The helmet is the most essential gear while riding a motorcycle. Different styles of helmets were developed by helmet manufacturers to meet the needs of different people.
Within a very short time, many different types of helmets were developed to meet different styles, needs, and preferences.
Motorbike experts will know which type of SMK helmets are best for each situation. They will help you choose the right helmet for you.
This article will explain the major types of motorbike helmets and help you choose which one is best for your riding style.
The entire head is covered by a full-face helmet, from the base of your skull to the rear.
A section of fabric protects the face and chin, which usually also holds the visor.
These helmets are the most popular on the street and borrow their design (though it is somewhat muted) from Moto GP helmets.
These helmets are top-rated for safety when you’re on the road.
These include a hinge that allows the chin bar to be adjusted according to the wearer’s requirements (or even removed in certain cases).
These are the second most popular type of helmet commuters wear after full-face helmets.
Remember that safety ratings may be given for both the closed and open position of a modular helmet when checking its safety rating.
The manufacturer may not intend that the helmet be worn openly if safety ratings are only for closed positions.
As a quality-of-life addition, the ‘open feature’ has been added in such instances.
Flip-ups are quieter than flip downs, despite the convenience of opening your helmet’s front to chat or order coffee.
Modular helmets are worn in an open position.

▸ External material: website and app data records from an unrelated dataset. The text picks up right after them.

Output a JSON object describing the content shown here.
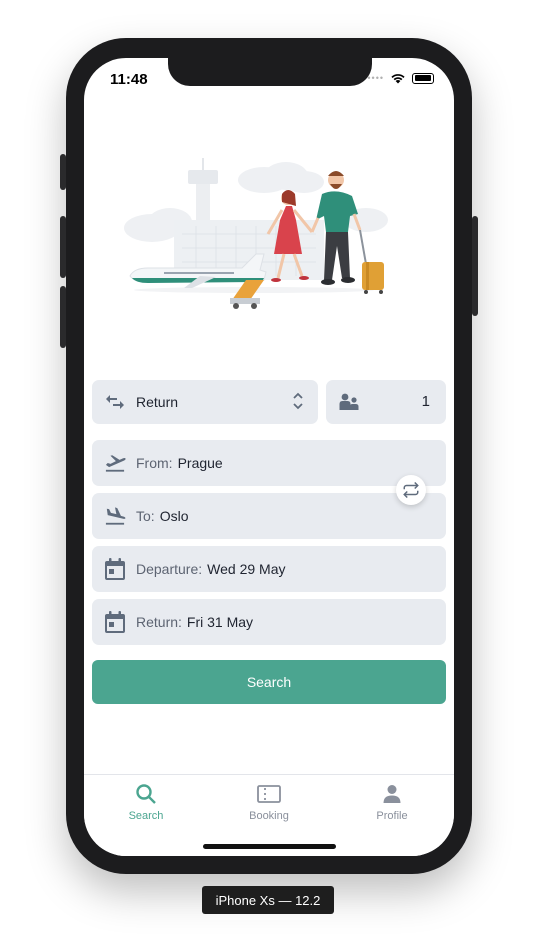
{
  "status_bar": {
    "time": "11:48"
  },
  "trip": {
    "type": "Return",
    "passengers": "1"
  },
  "from": {
    "label": "From:",
    "value": "Prague"
  },
  "to": {
    "label": "To:",
    "value": "Oslo"
  },
  "departure": {
    "label": "Departure:",
    "value": "Wed 29 May"
  },
  "return_date": {
    "label": "Return:",
    "value": "Fri 31 May"
  },
  "search_button": "Search",
  "tabs": [
    {
      "label": "Search",
      "icon": "search-icon",
      "active": true
    },
    {
      "label": "Booking",
      "icon": "ticket-icon",
      "active": false
    },
    {
      "label": "Profile",
      "icon": "person-icon",
      "active": false
    }
  ],
  "device_label": "iPhone Xs — 12.2",
  "colors": {
    "accent": "#4ba590",
    "field_bg": "#e8ebf0",
    "icon": "#5f6b7c",
    "inactive_tab": "#8a909c"
  }
}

This means that the opening at the bottom of a modular helmet can be smaller than a full-face helmet. This allows for less air to enter the bottom opening, which results in a more comfortable experience.
Motocross is physically demanding.
This sport requires riders to heat up faster than commuters.
Therefore, the chin bar and the visor are extended away from the face. This allows for better air circulation and protective goggles.
The visor not only protects against the sun but also shields the eyes from any debris.
A quality off-road helmet, when worn with good goggles can provide comparable protection to a full-face helmet.
A full-face helmet can cause discomfort in tropical climates, regardless of how well the vents are.
Many open-face helmets include a snap-on veil to keep insects out of the eyes.
The protection of the head and base can be as good as a full-face helmet. However, the face is not completely protected.
Half Helmet/Pudding Basin
They look exactly like they sound.
This helmet style was popular with bikers, rockers, and street racers.
They may offer some protection against brain injury but not enough to protect the face.
Major manufacturers now offer helmets in this category due to the boom in adventure riding over the past decade.
Common features include a larger face opening to improve peripheral vision, sufficient space to wear goggles, and a visor to block out the sun/debris.
These helmets can be worn on the trail or the road.
A few models with high-end features have a goggle/visor combination that works great.
Many models are available in multiple configurations and can be used for any weather conditions.
We feel a little like Ironman with the idea of customizable dual heads-up displays, touch panels, rearview cameras, and smartphone connectivity.
It seems like that is the way things will be.
You don’t have to mess around with headphones and speakers anymore – your phone and helmet can be connected directly.